Moreover, while neither the Declaration of Independence nor the Constitution says states can not secede, they also do not guarantee states such a right nor refer to the states as sovereign entities. While Calhoun’s argument that Article V allows for changing the Constitution is attractive on some levels, Article V is designed to amend the Constitution, not the Union. A clearly better argument could be made for a duly enacted amendment to the Constitution that would allow secession. In such a case, Lincoln would clearly have been warring against the democratic process he claimed to defend.

Neither side, in my view, had an overwhelming argument. Lincoln’s position was the one most likely to be upheld by an objective court of law.

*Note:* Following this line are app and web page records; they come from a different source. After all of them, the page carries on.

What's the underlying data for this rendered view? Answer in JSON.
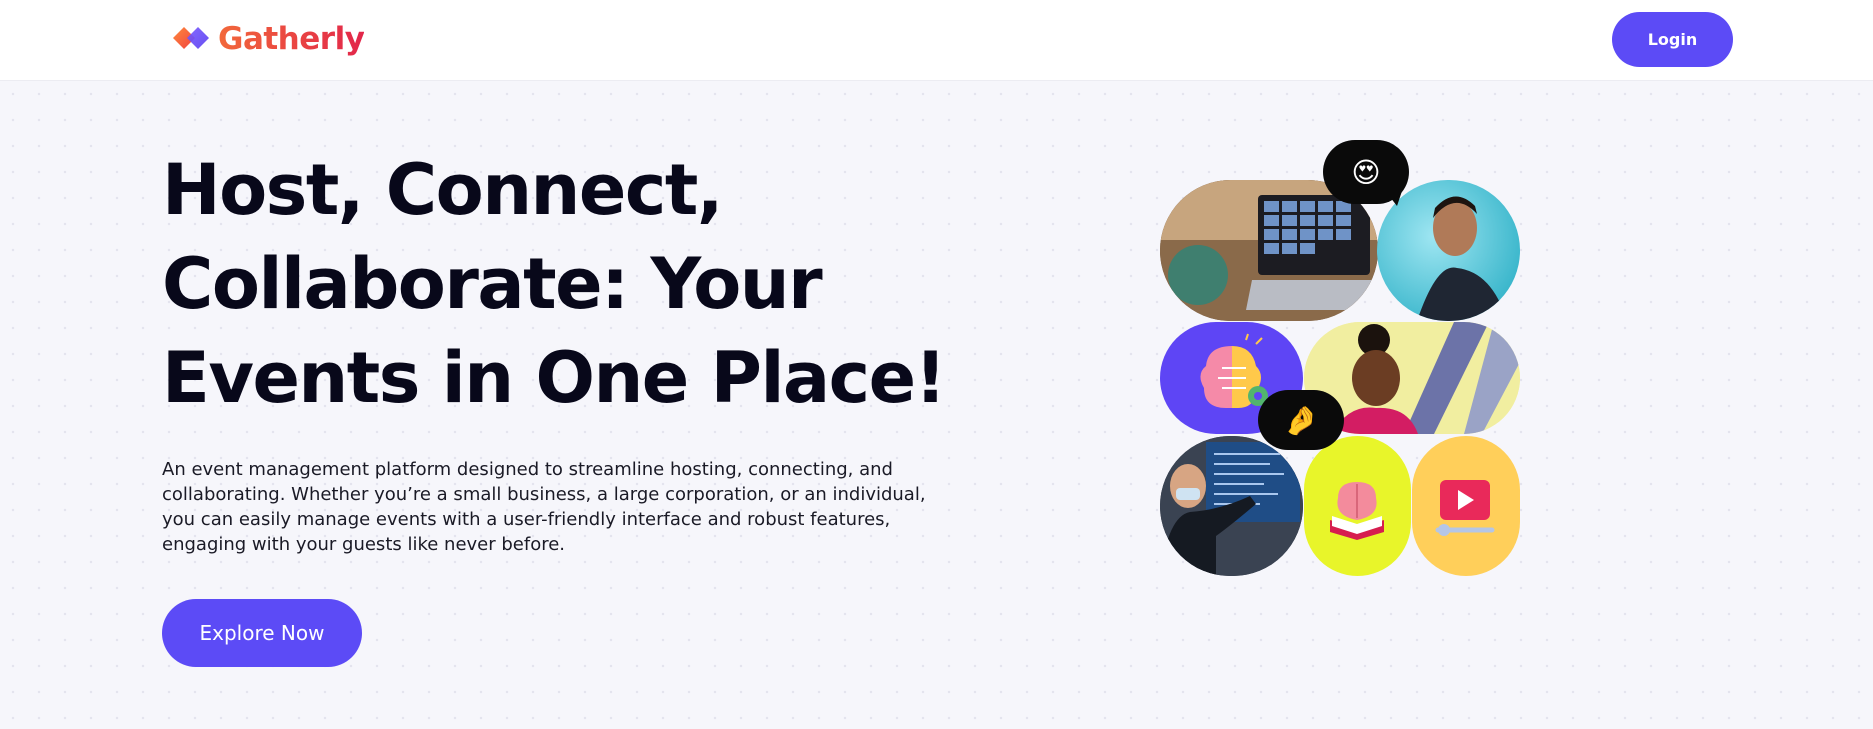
{
  "brand": {
    "name": "Gatherly"
  },
  "nav": {
    "login_label": "Login"
  },
  "hero": {
    "headline": "Host, Connect, Collaborate: Your Events in One Place!",
    "description": "An event management platform designed to streamline hosting, connecting, and collaborating. Whether you’re a small business, a large corporation, or an individual, you can easily manage events with a user-friendly interface and robust features, engaging with your guests like never before.",
    "cta_label": "Explore Now"
  },
  "collage": {
    "bubble_top": "😍",
    "bubble_mid": "🤌"
  },
  "colors": {
    "accent": "#5c4bf6",
    "brand_gradient_start": "#f2683a",
    "brand_gradient_end": "#e2264a",
    "headline": "#08081a"
  }
}
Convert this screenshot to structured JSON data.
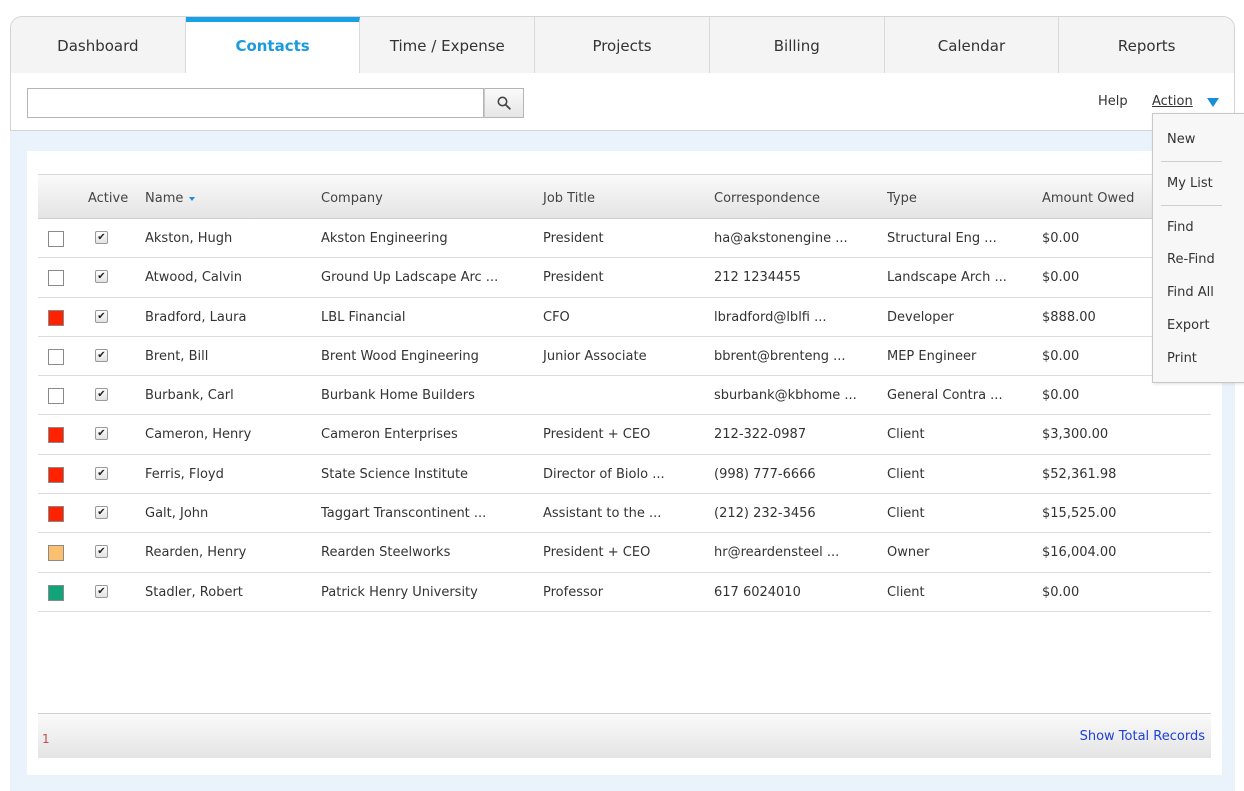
{
  "tabs": [
    {
      "label": "Dashboard"
    },
    {
      "label": "Contacts"
    },
    {
      "label": "Time / Expense"
    },
    {
      "label": "Projects"
    },
    {
      "label": "Billing"
    },
    {
      "label": "Calendar"
    },
    {
      "label": "Reports"
    }
  ],
  "active_tab": "Contacts",
  "toolbar": {
    "search_value": "",
    "search_icon": "search-icon",
    "help_label": "Help",
    "action_label": "Action"
  },
  "grid": {
    "headers": {
      "active": "Active",
      "name": "Name",
      "company": "Company",
      "job_title": "Job Title",
      "correspondence": "Correspondence",
      "type": "Type",
      "amount_owed": "Amount Owed"
    },
    "rows": [
      {
        "color": "",
        "active": true,
        "name": "Akston, Hugh",
        "company": "Akston Engineering",
        "job_title": "President",
        "correspondence": "ha@akstonengine ...",
        "type": "Structural Eng ...",
        "amount": "$0.00"
      },
      {
        "color": "",
        "active": true,
        "name": "Atwood, Calvin",
        "company": "Ground Up Ladscape Arc ...",
        "job_title": "President",
        "correspondence": "212 1234455",
        "type": "Landscape Arch ...",
        "amount": "$0.00"
      },
      {
        "color": "#ff2200",
        "active": true,
        "name": "Bradford, Laura",
        "company": "LBL Financial",
        "job_title": "CFO",
        "correspondence": "lbradford@lblfi ...",
        "type": "Developer",
        "amount": "$888.00"
      },
      {
        "color": "",
        "active": true,
        "name": "Brent, Bill",
        "company": "Brent Wood Engineering",
        "job_title": "Junior Associate",
        "correspondence": "bbrent@brenteng ...",
        "type": "MEP Engineer",
        "amount": "$0.00"
      },
      {
        "color": "",
        "active": true,
        "name": "Burbank, Carl",
        "company": "Burbank Home Builders",
        "job_title": "",
        "correspondence": "sburbank@kbhome ...",
        "type": "General Contra ...",
        "amount": "$0.00"
      },
      {
        "color": "#ff2200",
        "active": true,
        "name": "Cameron, Henry",
        "company": "Cameron Enterprises",
        "job_title": "President + CEO",
        "correspondence": "212-322-0987",
        "type": "Client",
        "amount": "$3,300.00"
      },
      {
        "color": "#ff2200",
        "active": true,
        "name": "Ferris, Floyd",
        "company": "State Science Institute",
        "job_title": "Director of Biolo ...",
        "correspondence": "(998) 777-6666",
        "type": "Client",
        "amount": "$52,361.98"
      },
      {
        "color": "#ff2200",
        "active": true,
        "name": "Galt, John",
        "company": "Taggart Transcontinent ...",
        "job_title": "Assistant to the ...",
        "correspondence": "(212) 232-3456",
        "type": "Client",
        "amount": "$15,525.00"
      },
      {
        "color": "#f9c06f",
        "active": true,
        "name": "Rearden, Henry",
        "company": "Rearden Steelworks",
        "job_title": "President + CEO",
        "correspondence": "hr@reardensteel ...",
        "type": "Owner",
        "amount": "$16,004.00"
      },
      {
        "color": "#11a37a",
        "active": true,
        "name": "Stadler, Robert",
        "company": "Patrick Henry University",
        "job_title": "Professor",
        "correspondence": "617 6024010",
        "type": "Client",
        "amount": "$0.00"
      }
    ]
  },
  "footer": {
    "page": "1",
    "show_total_label": "Show Total Records"
  },
  "action_menu": {
    "items": [
      "New",
      "My List",
      "Find",
      "Re-Find",
      "Find All",
      "Export",
      "Print"
    ]
  },
  "colors": {
    "accent": "#1aa0e6",
    "link": "#1e40d6",
    "page_bg": "#eaf3fb"
  }
}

Faced with ambiguous founding and constitutional documents, the spirit of the language clearly supported the view that the original states formed a union and did not retain the sovereign authority to secede from that union.

Of course, a rebellion is ultimately a contest of arms rather than arguments, and to the victor goes the argument. This legal dispute would be resolved not by lawyers but by more practical men such as William Tecumseh Sherman and Thomas “Stonewall” Jackson.

Ultimately, the War Between the States resolved the Constitution’s meaning for any states that entered the Union after 1865, with no delusions about the contractual understanding of the parties. Thus, 15 states from Alaska to Colorado to Washington entered in the full understanding that this was the view of the Union. Moreover, the enactment of the 14th Amendment strengthened the view that the Constitution is a compact between “the people” and the federal government. The amendment affirms the power of the states to make their own laws, but those laws cannot “abridge the privileges or immunities of citizens of the United States.”

There remains a separate guarantee that runs from the federal government directly to each American citizen. Indeed, it was after the Civil War that the notion of being “American” became widely accepted. People now identified themselves as Americans and Virginians. While the South had a plausible legal claim in the 19th century, there is no plausible argument in the 21st century. That argument was answered by Lincoln on July 4, 1861, and more decisively at Appomattox Court House on April 9, 1865.

Jonathan Turley is one of the nation’s leading constitutional scholars and legal commentators. He teaches at George Washington University.

Article originally published in the November 2010 issue of America’s Civil War.